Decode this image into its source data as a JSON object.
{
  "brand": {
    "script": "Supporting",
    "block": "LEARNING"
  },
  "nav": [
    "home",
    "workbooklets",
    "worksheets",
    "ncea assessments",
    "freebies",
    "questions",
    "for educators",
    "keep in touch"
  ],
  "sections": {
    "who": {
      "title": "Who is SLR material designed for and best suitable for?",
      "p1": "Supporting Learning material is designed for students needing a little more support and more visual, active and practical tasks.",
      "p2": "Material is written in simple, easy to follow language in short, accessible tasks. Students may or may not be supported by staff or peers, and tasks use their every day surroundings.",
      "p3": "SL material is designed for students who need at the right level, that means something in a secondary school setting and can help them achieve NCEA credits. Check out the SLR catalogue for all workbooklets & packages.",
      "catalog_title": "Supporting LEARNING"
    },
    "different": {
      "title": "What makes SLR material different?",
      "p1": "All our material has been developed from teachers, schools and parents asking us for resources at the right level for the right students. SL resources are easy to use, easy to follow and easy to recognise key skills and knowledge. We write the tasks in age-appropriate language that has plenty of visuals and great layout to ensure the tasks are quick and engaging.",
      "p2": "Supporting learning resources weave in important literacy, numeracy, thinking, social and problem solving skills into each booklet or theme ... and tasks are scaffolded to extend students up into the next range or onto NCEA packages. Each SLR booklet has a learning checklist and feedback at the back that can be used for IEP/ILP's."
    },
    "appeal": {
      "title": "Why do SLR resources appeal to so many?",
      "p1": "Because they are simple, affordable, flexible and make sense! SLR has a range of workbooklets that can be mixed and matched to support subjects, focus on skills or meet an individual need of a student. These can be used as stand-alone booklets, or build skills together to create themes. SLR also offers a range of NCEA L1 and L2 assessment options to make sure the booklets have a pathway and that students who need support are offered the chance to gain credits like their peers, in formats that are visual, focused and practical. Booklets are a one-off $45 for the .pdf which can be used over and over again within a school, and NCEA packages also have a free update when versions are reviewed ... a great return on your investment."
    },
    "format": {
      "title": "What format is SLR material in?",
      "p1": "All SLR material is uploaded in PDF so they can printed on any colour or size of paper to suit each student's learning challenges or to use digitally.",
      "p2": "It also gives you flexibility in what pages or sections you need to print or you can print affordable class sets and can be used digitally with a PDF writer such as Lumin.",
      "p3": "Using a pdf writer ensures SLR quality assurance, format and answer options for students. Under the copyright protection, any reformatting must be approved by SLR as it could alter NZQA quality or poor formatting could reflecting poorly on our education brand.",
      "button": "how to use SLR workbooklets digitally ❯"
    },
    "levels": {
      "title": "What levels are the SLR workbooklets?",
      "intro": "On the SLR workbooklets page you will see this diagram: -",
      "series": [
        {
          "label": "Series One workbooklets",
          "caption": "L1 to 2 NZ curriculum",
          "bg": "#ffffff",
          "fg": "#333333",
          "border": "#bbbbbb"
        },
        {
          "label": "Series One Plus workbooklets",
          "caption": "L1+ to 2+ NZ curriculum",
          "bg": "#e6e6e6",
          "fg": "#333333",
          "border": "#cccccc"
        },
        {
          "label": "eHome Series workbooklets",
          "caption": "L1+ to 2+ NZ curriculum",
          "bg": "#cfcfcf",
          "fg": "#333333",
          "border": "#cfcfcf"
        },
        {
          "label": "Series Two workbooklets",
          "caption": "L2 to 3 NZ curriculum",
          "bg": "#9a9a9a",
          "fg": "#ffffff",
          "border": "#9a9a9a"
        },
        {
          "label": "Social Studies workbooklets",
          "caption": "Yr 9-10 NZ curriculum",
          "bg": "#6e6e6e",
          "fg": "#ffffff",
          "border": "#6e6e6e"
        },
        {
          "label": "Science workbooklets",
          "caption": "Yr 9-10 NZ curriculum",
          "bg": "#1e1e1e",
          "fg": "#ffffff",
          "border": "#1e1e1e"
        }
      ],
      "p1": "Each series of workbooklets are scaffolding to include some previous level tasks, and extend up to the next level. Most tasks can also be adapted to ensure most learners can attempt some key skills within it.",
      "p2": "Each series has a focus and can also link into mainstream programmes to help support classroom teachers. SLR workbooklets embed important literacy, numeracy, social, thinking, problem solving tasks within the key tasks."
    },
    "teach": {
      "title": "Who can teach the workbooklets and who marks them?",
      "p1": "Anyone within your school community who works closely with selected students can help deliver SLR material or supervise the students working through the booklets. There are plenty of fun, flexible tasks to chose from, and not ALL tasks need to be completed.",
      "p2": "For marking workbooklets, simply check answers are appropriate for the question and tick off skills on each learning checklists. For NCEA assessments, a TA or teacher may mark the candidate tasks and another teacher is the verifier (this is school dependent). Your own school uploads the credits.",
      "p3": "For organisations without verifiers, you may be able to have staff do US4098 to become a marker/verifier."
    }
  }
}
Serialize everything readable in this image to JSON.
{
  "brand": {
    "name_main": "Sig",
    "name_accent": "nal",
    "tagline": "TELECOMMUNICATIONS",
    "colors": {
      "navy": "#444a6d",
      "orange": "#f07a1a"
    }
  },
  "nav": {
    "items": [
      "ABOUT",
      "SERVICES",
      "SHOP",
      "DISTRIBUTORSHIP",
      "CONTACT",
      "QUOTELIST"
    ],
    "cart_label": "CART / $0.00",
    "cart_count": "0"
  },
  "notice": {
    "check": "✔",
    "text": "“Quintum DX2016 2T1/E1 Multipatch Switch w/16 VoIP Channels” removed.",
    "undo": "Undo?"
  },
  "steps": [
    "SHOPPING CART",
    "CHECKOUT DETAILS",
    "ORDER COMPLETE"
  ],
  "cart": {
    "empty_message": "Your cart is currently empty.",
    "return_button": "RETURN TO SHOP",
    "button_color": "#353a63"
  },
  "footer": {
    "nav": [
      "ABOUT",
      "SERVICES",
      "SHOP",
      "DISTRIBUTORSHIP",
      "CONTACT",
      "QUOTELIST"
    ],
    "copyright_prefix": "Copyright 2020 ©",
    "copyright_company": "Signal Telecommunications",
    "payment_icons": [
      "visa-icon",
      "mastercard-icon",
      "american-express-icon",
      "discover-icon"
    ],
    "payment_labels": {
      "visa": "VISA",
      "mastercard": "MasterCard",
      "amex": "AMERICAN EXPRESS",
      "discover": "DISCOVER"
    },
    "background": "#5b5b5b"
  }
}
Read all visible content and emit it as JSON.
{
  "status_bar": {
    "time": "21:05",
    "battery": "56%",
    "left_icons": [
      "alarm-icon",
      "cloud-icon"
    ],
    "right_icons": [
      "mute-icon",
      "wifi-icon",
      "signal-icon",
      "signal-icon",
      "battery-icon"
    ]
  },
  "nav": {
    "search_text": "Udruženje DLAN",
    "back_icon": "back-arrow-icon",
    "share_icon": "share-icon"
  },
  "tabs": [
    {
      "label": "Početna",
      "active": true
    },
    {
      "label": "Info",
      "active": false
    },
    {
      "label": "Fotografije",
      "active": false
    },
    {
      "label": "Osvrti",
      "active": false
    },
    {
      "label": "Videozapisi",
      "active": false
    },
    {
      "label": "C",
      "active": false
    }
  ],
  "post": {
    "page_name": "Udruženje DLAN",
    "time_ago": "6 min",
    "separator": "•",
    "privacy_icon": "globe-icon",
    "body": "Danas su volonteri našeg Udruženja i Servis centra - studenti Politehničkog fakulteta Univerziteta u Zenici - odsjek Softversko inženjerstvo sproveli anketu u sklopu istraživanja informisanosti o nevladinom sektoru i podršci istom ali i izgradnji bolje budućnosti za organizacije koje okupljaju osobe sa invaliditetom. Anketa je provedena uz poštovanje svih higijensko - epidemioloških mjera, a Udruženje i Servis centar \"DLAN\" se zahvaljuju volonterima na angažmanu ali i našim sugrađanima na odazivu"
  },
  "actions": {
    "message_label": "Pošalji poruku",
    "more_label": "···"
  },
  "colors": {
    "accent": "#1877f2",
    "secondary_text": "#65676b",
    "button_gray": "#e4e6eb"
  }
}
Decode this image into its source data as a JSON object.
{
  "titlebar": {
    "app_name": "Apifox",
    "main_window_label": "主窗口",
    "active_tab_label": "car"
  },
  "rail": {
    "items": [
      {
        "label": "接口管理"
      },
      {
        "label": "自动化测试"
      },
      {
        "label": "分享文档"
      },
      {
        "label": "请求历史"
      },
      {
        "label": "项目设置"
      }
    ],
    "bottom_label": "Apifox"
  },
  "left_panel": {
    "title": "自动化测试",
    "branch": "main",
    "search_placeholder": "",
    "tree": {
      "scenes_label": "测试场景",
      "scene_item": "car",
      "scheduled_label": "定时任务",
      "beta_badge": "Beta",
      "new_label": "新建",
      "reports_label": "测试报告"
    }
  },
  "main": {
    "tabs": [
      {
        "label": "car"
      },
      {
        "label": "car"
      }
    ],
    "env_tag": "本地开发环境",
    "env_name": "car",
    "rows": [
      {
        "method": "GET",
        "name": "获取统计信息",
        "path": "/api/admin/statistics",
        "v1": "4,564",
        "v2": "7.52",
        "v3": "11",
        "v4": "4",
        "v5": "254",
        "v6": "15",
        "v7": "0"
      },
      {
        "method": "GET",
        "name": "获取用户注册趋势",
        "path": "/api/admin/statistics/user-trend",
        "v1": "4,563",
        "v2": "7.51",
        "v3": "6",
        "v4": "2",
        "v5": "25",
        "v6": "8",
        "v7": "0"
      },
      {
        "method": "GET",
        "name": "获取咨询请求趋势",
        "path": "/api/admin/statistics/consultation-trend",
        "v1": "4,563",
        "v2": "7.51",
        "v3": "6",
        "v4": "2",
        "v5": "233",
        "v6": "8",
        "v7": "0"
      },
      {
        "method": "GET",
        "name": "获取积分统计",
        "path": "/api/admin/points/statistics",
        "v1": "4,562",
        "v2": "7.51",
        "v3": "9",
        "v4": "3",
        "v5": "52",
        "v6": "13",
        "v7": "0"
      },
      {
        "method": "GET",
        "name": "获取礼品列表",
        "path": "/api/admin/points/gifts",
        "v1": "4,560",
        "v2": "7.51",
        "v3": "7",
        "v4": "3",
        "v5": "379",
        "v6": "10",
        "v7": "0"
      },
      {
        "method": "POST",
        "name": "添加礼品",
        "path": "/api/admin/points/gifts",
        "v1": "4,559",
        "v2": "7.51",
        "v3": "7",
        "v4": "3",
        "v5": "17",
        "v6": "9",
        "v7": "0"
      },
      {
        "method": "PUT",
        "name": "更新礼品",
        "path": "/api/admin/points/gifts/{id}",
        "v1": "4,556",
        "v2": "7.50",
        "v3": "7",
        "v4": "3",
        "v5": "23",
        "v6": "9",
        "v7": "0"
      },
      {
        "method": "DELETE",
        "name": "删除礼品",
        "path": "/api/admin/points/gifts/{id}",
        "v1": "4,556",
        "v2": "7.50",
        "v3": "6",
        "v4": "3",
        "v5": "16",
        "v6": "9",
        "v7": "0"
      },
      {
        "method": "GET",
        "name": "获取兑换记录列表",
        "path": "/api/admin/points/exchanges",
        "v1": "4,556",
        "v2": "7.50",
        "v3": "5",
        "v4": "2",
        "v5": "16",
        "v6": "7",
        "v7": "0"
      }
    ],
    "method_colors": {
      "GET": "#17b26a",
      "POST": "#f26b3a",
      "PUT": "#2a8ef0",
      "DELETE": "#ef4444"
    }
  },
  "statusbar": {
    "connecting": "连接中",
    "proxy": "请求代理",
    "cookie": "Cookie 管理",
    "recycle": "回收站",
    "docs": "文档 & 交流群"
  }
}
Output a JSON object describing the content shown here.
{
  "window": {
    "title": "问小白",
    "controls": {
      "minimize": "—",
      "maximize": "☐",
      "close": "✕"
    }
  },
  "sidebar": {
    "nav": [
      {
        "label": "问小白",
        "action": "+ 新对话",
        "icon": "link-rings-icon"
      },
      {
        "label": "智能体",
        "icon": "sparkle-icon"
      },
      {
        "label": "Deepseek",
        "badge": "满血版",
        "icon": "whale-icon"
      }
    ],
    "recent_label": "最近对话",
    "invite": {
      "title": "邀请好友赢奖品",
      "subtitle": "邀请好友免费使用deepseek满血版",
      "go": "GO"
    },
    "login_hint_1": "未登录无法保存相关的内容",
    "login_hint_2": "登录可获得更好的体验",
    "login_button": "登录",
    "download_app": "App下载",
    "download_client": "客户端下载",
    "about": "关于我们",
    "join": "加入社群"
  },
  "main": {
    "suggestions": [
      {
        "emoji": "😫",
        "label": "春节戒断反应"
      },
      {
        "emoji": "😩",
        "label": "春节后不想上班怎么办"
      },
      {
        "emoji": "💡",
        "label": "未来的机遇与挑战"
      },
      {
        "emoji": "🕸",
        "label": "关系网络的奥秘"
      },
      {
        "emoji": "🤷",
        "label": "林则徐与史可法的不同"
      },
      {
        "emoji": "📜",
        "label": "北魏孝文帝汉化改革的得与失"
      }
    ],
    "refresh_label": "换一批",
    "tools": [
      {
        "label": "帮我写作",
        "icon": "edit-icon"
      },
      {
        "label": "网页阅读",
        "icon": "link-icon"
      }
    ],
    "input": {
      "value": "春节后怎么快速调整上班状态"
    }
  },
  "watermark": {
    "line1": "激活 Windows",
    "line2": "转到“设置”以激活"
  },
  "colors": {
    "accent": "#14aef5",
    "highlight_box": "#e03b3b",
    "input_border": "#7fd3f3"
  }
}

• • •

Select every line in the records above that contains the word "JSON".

Reply:
Decode this image into its source data as a JSON object.
Serialize everything readable in this image to JSON.
Read all visible content and emit it as JSON.
Decode this image into its source data as a JSON object.
Output a JSON object describing the content shown here.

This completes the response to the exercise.